* [RECORDS TO PROCESS]

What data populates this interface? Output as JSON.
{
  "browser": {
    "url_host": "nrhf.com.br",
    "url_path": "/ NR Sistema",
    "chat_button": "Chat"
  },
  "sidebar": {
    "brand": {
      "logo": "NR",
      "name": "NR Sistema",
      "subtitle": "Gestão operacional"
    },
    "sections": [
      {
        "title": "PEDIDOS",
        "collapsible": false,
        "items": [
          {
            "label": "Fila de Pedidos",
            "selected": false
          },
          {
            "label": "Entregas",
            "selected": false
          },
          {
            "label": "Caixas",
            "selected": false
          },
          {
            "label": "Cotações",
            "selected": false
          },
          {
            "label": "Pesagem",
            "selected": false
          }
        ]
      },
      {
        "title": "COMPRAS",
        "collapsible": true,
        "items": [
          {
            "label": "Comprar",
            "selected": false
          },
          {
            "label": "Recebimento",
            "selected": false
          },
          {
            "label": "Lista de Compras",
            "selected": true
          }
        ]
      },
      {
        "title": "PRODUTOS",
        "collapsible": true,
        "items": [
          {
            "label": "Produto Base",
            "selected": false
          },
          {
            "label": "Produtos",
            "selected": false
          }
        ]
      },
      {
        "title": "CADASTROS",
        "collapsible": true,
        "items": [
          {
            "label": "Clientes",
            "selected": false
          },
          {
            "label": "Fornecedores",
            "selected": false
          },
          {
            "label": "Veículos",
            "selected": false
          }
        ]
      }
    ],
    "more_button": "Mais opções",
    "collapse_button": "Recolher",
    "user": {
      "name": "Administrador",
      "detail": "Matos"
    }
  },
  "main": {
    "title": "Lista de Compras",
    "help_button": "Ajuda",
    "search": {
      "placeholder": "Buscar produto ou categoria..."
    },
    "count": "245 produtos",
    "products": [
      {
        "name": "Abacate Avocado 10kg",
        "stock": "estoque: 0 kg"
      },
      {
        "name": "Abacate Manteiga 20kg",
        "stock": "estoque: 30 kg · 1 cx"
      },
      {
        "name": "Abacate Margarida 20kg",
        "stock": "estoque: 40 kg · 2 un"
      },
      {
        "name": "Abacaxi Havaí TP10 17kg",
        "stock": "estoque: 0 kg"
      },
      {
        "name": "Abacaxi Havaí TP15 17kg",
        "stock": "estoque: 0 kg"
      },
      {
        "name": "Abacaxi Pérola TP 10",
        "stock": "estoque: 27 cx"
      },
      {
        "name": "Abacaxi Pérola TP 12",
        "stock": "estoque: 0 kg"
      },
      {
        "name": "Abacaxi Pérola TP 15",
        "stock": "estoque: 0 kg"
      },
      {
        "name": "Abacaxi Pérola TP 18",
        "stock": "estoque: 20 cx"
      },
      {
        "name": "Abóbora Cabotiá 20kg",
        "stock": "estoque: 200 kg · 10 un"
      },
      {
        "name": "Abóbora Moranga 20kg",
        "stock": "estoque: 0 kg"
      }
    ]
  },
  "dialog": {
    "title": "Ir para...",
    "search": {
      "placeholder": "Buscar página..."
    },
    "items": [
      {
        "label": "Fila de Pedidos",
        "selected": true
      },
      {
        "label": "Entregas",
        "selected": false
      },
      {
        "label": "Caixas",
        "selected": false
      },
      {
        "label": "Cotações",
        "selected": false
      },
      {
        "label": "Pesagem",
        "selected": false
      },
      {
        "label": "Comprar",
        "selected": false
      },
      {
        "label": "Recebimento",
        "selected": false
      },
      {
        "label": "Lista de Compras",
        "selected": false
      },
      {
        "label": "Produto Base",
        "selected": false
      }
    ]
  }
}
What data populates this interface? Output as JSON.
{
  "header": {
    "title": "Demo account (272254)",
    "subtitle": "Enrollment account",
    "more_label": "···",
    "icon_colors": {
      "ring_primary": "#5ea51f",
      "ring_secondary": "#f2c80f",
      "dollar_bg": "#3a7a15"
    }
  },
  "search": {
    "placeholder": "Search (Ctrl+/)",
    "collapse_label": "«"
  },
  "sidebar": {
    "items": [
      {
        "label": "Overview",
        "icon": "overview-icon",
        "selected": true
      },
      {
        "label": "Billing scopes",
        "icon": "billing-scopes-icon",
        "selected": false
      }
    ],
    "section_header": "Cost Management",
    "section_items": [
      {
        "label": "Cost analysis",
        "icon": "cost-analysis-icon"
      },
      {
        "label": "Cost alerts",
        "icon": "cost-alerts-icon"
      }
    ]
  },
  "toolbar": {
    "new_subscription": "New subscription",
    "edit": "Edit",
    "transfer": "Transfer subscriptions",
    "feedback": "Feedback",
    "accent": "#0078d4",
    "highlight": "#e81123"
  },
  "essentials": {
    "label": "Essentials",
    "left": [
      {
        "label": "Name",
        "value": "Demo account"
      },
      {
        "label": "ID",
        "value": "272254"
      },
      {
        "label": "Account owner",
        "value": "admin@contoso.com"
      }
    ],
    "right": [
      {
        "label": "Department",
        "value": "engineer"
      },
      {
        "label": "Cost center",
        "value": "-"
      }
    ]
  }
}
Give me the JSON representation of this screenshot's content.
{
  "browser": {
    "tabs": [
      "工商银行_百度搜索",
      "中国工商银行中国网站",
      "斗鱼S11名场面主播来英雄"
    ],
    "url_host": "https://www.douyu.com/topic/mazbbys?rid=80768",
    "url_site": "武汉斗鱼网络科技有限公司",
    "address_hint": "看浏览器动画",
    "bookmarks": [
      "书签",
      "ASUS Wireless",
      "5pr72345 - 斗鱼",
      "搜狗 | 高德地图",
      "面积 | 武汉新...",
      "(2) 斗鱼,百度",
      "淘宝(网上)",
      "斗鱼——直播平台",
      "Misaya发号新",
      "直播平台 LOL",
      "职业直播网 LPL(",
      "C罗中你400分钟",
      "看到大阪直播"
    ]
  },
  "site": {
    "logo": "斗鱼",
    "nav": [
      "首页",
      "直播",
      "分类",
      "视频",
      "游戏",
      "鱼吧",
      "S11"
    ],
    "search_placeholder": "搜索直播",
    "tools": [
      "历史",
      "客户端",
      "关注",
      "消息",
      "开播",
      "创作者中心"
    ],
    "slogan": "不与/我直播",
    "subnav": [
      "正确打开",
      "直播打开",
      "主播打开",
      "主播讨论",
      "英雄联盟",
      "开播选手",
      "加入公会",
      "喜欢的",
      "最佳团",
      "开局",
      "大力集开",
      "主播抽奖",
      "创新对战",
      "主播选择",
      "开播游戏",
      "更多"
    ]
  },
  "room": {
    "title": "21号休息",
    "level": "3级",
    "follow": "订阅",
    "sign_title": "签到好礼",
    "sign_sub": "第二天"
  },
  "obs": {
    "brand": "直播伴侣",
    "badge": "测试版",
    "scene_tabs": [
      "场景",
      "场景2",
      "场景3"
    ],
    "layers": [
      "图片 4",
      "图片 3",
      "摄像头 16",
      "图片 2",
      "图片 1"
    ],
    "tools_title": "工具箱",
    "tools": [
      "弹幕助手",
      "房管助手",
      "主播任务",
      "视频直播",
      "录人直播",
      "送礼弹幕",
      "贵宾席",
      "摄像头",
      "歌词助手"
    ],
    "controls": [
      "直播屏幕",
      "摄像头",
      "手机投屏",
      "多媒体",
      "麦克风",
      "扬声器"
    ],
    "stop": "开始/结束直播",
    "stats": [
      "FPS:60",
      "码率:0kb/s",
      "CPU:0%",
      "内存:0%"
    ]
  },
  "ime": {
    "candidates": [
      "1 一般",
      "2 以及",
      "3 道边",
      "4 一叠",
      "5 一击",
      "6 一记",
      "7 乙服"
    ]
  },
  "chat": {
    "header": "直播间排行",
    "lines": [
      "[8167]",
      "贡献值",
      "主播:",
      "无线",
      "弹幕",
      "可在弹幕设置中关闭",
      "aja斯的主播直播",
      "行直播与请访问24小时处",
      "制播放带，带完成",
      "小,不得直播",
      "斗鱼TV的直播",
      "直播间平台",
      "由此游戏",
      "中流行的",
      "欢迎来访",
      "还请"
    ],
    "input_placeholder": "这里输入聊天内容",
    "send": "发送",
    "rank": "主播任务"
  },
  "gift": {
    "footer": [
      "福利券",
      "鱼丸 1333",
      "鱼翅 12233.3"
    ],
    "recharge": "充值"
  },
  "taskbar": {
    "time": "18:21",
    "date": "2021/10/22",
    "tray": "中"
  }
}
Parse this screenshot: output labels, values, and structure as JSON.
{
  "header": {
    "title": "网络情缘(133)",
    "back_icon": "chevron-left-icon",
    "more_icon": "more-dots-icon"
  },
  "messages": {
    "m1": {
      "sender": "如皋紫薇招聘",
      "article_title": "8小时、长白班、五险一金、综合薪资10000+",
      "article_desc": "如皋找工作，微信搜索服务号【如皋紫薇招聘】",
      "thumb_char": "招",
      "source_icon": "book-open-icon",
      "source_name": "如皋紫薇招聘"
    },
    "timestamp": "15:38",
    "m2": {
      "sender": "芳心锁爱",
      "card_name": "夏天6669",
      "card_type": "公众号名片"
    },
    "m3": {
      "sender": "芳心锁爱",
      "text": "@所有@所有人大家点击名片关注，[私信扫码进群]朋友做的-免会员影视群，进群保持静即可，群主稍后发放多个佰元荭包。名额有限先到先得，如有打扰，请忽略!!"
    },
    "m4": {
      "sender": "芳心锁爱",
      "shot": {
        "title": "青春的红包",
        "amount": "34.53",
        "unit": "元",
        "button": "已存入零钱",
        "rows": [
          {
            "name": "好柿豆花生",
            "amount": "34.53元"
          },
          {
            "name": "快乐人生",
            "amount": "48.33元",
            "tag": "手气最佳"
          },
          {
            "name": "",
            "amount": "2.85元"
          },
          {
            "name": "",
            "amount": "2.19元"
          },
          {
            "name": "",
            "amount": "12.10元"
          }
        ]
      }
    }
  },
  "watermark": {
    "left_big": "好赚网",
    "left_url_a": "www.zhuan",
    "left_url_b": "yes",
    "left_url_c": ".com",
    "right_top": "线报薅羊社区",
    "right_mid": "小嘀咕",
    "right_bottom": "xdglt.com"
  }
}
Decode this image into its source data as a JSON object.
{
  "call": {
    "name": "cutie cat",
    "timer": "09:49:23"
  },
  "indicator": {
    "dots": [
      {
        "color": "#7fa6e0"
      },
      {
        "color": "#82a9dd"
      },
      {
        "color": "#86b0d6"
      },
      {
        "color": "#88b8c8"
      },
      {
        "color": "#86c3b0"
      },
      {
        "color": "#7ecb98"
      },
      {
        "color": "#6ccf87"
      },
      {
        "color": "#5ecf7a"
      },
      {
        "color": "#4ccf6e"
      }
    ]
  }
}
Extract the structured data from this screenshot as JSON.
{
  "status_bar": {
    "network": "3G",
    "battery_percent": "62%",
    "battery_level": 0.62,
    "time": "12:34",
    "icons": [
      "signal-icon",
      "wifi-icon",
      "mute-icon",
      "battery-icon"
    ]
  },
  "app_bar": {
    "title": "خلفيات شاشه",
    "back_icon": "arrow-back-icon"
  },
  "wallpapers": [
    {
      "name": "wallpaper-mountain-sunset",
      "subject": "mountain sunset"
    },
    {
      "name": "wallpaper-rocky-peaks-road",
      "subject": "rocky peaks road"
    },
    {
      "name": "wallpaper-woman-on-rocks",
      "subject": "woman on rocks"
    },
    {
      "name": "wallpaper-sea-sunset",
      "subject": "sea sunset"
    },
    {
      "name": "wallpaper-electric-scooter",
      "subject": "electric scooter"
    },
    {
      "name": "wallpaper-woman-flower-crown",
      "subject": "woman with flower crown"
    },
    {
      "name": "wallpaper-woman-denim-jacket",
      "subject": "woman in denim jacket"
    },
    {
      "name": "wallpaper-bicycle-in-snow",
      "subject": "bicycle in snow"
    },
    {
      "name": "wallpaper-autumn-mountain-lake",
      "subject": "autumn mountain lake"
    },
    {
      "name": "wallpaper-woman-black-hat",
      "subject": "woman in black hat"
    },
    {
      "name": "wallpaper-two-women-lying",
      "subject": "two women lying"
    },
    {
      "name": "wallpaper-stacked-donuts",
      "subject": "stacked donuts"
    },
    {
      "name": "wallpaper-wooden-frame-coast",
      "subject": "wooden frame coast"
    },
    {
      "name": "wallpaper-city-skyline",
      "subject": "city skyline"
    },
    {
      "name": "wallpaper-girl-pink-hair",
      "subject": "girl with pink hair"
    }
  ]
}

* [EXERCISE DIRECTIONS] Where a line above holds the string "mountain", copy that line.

* [OUTPUT BELOW]
      "name": "wallpaper-mountain-sunset",
      "subject": "mountain sunset"
      "name": "wallpaper-autumn-mountain-lake",
      "subject": "autumn mountain lake"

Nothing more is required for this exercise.